Records Block Start

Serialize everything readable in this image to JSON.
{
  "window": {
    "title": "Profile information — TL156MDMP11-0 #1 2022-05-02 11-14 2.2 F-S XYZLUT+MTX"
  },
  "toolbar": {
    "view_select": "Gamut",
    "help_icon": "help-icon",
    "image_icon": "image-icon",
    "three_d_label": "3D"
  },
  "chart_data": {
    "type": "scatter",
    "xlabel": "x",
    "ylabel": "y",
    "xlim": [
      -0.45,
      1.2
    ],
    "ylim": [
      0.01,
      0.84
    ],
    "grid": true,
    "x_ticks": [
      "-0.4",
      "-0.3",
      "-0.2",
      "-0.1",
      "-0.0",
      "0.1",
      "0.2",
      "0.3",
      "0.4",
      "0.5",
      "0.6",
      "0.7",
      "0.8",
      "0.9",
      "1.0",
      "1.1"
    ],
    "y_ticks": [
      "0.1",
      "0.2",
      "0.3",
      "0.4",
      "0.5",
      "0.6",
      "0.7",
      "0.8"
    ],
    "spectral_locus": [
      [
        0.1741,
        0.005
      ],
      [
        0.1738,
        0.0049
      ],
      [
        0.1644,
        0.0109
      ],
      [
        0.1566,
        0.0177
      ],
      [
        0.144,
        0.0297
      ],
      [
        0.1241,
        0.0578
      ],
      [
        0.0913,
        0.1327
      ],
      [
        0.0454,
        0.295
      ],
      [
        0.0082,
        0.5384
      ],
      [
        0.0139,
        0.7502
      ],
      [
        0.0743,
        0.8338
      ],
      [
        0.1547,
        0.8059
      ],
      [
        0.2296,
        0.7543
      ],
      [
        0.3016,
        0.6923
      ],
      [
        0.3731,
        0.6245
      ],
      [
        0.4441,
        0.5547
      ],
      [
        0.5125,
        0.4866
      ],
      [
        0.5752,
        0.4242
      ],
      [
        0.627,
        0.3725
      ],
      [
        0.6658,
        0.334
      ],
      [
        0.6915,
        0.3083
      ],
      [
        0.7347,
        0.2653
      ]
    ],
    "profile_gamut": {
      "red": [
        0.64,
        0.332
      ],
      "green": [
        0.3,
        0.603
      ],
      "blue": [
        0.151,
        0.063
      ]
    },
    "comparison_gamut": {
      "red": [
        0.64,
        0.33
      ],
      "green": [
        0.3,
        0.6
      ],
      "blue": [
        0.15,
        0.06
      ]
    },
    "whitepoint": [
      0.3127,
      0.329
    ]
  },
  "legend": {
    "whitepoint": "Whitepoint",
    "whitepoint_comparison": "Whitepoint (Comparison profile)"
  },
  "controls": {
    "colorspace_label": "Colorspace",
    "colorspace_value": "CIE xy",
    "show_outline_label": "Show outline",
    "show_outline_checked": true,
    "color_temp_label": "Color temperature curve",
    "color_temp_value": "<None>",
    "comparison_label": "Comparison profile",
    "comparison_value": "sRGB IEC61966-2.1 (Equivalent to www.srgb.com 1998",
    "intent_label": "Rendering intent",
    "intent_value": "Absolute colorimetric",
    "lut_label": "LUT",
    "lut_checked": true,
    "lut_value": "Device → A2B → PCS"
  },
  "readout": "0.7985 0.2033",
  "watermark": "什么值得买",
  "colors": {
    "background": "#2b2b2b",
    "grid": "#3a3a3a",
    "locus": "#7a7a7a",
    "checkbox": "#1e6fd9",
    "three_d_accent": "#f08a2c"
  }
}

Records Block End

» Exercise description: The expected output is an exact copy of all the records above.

» Solved problem:
Serialize everything readable in this image to JSON.
{
  "window": {
    "title": "Profile information — TL156MDMP11-0 #1 2022-05-02 11-14 2.2 F-S XYZLUT+MTX"
  },
  "toolbar": {
    "view_select": "Gamut",
    "help_icon": "help-icon",
    "image_icon": "image-icon",
    "three_d_label": "3D"
  },
  "chart_data": {
    "type": "scatter",
    "xlabel": "x",
    "ylabel": "y",
    "xlim": [
      -0.45,
      1.2
    ],
    "ylim": [
      0.01,
      0.84
    ],
    "grid": true,
    "x_ticks": [
      "-0.4",
      "-0.3",
      "-0.2",
      "-0.1",
      "-0.0",
      "0.1",
      "0.2",
      "0.3",
      "0.4",
      "0.5",
      "0.6",
      "0.7",
      "0.8",
      "0.9",
      "1.0",
      "1.1"
    ],
    "y_ticks": [
      "0.1",
      "0.2",
      "0.3",
      "0.4",
      "0.5",
      "0.6",
      "0.7",
      "0.8"
    ],
    "spectral_locus": [
      [
        0.1741,
        0.005
      ],
      [
        0.1738,
        0.0049
      ],
      [
        0.1644,
        0.0109
      ],
      [
        0.1566,
        0.0177
      ],
      [
        0.144,
        0.0297
      ],
      [
        0.1241,
        0.0578
      ],
      [
        0.0913,
        0.1327
      ],
      [
        0.0454,
        0.295
      ],
      [
        0.0082,
        0.5384
      ],
      [
        0.0139,
        0.7502
      ],
      [
        0.0743,
        0.8338
      ],
      [
        0.1547,
        0.8059
      ],
      [
        0.2296,
        0.7543
      ],
      [
        0.3016,
        0.6923
      ],
      [
        0.3731,
        0.6245
      ],
      [
        0.4441,
        0.5547
      ],
      [
        0.5125,
        0.4866
      ],
      [
        0.5752,
        0.4242
      ],
      [
        0.627,
        0.3725
      ],
      [
        0.6658,
        0.334
      ],
      [
        0.6915,
        0.3083
      ],
      [
        0.7347,
        0.2653
      ]
    ],
    "profile_gamut": {
      "red": [
        0.64,
        0.332
      ],
      "green": [
        0.3,
        0.603
      ],
      "blue": [
        0.151,
        0.063
      ]
    },
    "comparison_gamut": {
      "red": [
        0.64,
        0.33
      ],
      "green": [
        0.3,
        0.6
      ],
      "blue": [
        0.15,
        0.06
      ]
    },
    "whitepoint": [
      0.3127,
      0.329
    ]
  },
  "legend": {
    "whitepoint": "Whitepoint",
    "whitepoint_comparison": "Whitepoint (Comparison profile)"
  },
  "controls": {
    "colorspace_label": "Colorspace",
    "colorspace_value": "CIE xy",
    "show_outline_label": "Show outline",
    "show_outline_checked": true,
    "color_temp_label": "Color temperature curve",
    "color_temp_value": "<None>",
    "comparison_label": "Comparison profile",
    "comparison_value": "sRGB IEC61966-2.1 (Equivalent to www.srgb.com 1998",
    "intent_label": "Rendering intent",
    "intent_value": "Absolute colorimetric",
    "lut_label": "LUT",
    "lut_checked": true,
    "lut_value": "Device → A2B → PCS"
  },
  "readout": "0.7985 0.2033",
  "watermark": "什么值得买",
  "colors": {
    "background": "#2b2b2b",
    "grid": "#3a3a3a",
    "locus": "#7a7a7a",
    "checkbox": "#1e6fd9",
    "three_d_accent": "#f08a2c"
  }
}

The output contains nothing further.